When Animal Lovers Turn into Hoarders
by LISA ACHO REMORENKO
For those who don’t work in the animal welfare industry, the term “animal hoarder” may be foreign. For those of us who have dealt with animal hoarders, the scene is horrifying.
An animal hoarder is defined as someone who owns more than the typical number of companion animals. They have a compulsion to bring more and more into their home. Hoarders have an inability to provide even minimal care for the animals and they generally will deny that there is a problem, even when there are clear signs of illness in the animals. The result is squalid conditions where animals are ill, starving, and sometimes already deceased.
According to the Hoarding of Animals Research Consortium, many hoarder dwellings have been condemned as unfit for human habitation. The air is so polluted from the high levels of ammonia that people can’t enter the home without respiratory masks. In the major hoarding case I was involved with at the Michigan Humane Society in Detroit, the resident was living in his garage, while his 300 cats had taken over his 800-square-foot home. We had to wear hazardous material suits and breathing apparatus to rescue the cats. Even with those precautions, we could only operate at 15 minute intervals due to the unbearable air quality. Unfortunately, most of these cats were wild and suffering from illnesses and had to be humanely euthanized. This situation was filmed and televised on Animal Planet in an episode of Animal Cops Detroit entitled “House of Cats.”
Animal hoarders may start out with good intentions. They think they are “saving” these animals, but they get in way over their heads and fail to ask for help. In most of the cases, the hoarders not only fall short of providing for the animals in their care, but they fail to provide for themselves. Recent research proves there is a direct correlation between psychological problems and the tendency to hoard. According to Randall Lockwood, vice president of Research and Educational Outreach at the Humane Society of the United States, “Hoarding is very often a symptom of a greater mental illness, such as obsessive-compulsive disorder. For most hoarders, it is likely that their actions are the result of a true pathology, even though they are still usually able to function quite well in society.”
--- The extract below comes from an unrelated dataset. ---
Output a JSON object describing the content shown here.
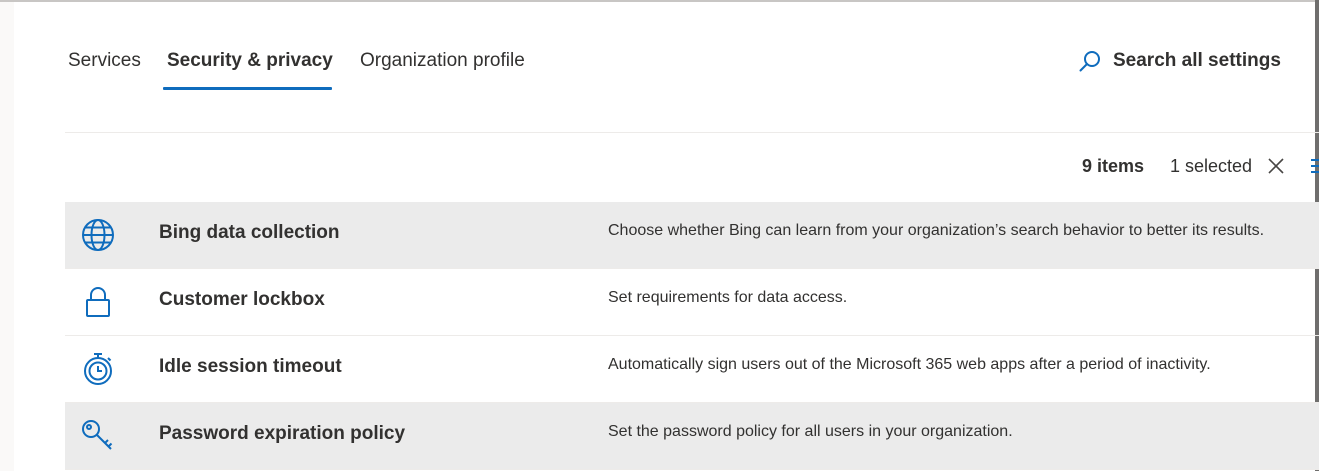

Animal hoarders often appear to lead normal lives. At first glance, it may be difficult to recognize when a person’s fixation with animals has gotten out of control. Many times it’s a neighbor who reports an animal hoarder due to the overwhelming smell that starts to seep from their homes. Community members can help animal hoarders get the aid they need, while also rescuing animals by notifying authorities as soon as possible if they suspect a hoarder. In the cases I’ve worked with, animal hoarders tend to have all their windows closed and the blinds drawn at all times and they won’t allow even their closest friends in their home. Even if you only suspect an animal hoarding case, notify Animal Control immediately.
The American Society for the Prevention of Cruelty to Animals stresses that not everyone who has multiple animals should be considered an animal hoarder. If someone owns many animals that are all spayed and neutered and they provide the essentials for the animals as well as veterinary care, they would not be considered an animal hoarder.
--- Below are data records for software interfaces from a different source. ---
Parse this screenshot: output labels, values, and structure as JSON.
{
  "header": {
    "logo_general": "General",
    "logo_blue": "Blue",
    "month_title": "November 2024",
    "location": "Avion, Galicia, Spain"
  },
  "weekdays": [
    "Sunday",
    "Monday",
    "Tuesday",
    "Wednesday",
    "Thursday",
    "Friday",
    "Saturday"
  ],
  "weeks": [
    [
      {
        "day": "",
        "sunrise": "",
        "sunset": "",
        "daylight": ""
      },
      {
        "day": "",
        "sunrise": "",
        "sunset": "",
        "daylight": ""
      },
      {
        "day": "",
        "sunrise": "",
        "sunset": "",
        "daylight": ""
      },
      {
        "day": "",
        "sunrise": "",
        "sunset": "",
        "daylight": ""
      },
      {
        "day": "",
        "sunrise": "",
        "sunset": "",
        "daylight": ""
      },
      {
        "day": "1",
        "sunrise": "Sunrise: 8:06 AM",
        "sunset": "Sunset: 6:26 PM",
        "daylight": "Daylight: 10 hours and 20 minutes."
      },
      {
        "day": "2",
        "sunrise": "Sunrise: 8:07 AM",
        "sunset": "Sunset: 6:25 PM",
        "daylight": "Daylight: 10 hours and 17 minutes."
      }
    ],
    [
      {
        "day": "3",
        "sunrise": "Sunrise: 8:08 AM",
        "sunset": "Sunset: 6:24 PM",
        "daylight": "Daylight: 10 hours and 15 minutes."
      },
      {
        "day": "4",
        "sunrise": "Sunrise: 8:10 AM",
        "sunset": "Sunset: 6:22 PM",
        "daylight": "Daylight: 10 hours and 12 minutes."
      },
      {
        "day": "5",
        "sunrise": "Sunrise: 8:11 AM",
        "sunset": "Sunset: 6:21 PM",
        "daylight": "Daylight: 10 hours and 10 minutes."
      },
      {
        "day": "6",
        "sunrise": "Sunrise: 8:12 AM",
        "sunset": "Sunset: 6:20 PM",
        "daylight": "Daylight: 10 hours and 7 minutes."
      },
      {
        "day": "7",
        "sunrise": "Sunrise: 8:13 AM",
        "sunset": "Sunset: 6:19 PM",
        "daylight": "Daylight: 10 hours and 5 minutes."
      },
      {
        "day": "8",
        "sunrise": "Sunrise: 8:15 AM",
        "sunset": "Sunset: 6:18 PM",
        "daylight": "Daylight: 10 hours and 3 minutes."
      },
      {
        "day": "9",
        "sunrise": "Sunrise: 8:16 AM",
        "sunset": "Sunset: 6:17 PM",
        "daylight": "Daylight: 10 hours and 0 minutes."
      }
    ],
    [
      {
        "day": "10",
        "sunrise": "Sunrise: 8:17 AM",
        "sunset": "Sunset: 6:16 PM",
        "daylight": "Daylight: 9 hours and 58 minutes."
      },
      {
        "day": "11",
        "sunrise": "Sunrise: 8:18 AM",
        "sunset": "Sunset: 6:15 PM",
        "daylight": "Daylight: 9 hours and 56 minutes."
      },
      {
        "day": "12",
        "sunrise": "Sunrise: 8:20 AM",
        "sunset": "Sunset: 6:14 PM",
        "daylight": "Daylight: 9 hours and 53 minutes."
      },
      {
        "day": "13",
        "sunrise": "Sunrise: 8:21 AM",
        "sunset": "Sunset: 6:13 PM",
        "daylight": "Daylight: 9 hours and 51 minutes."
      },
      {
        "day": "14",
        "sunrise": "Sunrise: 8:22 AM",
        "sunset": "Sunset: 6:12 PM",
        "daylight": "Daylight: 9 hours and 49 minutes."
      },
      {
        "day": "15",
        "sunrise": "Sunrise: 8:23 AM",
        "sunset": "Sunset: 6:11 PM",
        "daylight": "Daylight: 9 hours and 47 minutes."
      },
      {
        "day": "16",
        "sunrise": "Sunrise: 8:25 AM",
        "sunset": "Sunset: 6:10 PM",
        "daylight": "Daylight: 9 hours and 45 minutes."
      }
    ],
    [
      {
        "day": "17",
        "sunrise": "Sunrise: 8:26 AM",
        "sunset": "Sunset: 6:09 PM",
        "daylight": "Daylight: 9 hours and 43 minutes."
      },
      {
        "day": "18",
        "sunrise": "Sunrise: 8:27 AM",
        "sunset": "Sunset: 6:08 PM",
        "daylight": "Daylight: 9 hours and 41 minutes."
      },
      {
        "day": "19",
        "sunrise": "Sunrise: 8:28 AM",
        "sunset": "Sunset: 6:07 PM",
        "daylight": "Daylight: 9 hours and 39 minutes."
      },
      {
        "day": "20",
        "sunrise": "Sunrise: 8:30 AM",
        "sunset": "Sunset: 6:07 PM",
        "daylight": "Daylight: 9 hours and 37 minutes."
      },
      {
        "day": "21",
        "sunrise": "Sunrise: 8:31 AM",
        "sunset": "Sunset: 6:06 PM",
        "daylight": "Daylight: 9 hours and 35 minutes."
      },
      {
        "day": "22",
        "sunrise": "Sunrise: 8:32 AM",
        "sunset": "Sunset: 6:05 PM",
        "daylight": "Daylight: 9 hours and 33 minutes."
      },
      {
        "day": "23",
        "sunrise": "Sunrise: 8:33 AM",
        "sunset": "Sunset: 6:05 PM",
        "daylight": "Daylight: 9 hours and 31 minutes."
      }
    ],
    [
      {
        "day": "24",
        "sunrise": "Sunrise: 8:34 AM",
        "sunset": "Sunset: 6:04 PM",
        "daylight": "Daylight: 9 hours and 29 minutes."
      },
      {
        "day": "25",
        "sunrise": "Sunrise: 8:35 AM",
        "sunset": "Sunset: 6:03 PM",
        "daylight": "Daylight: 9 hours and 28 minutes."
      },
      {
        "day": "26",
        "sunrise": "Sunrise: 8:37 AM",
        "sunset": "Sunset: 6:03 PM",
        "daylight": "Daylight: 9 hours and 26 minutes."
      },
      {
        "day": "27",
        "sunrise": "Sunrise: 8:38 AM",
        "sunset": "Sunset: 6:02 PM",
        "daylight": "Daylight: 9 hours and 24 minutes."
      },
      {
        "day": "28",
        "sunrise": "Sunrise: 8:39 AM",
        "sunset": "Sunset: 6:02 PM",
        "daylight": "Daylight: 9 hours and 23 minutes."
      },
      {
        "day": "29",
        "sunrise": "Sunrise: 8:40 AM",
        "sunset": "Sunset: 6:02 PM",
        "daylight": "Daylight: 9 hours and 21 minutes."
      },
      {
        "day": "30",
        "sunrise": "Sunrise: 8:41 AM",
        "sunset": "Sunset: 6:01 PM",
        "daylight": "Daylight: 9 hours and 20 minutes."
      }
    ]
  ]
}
Recently, there was an animal hoarder case in Mojave, California. This case involved a repeat offender. According to Jill Anderson, Director of Development and Communications for Return to Freedom, American Wild Horse Sanctuary, 100 dogs were seized from filthy conditions back in 2006. It took three years for the court case to resolve, meanwhile these dogs sat in shelters. This same person was recently convicted when 300 more animals were found living in the same squalid conditions. Anderson said that the animal rescue community is industriously working to get these animals into loving homes. According to Last Chance for Animals, there are approximately 35 dogs that still need homes. If you can’t offer a permanent home, there is also a need for fostering, donations, boarding, food, or transportation. For more information on the Mojave hoarder case, visit: wuffingtonwag.com.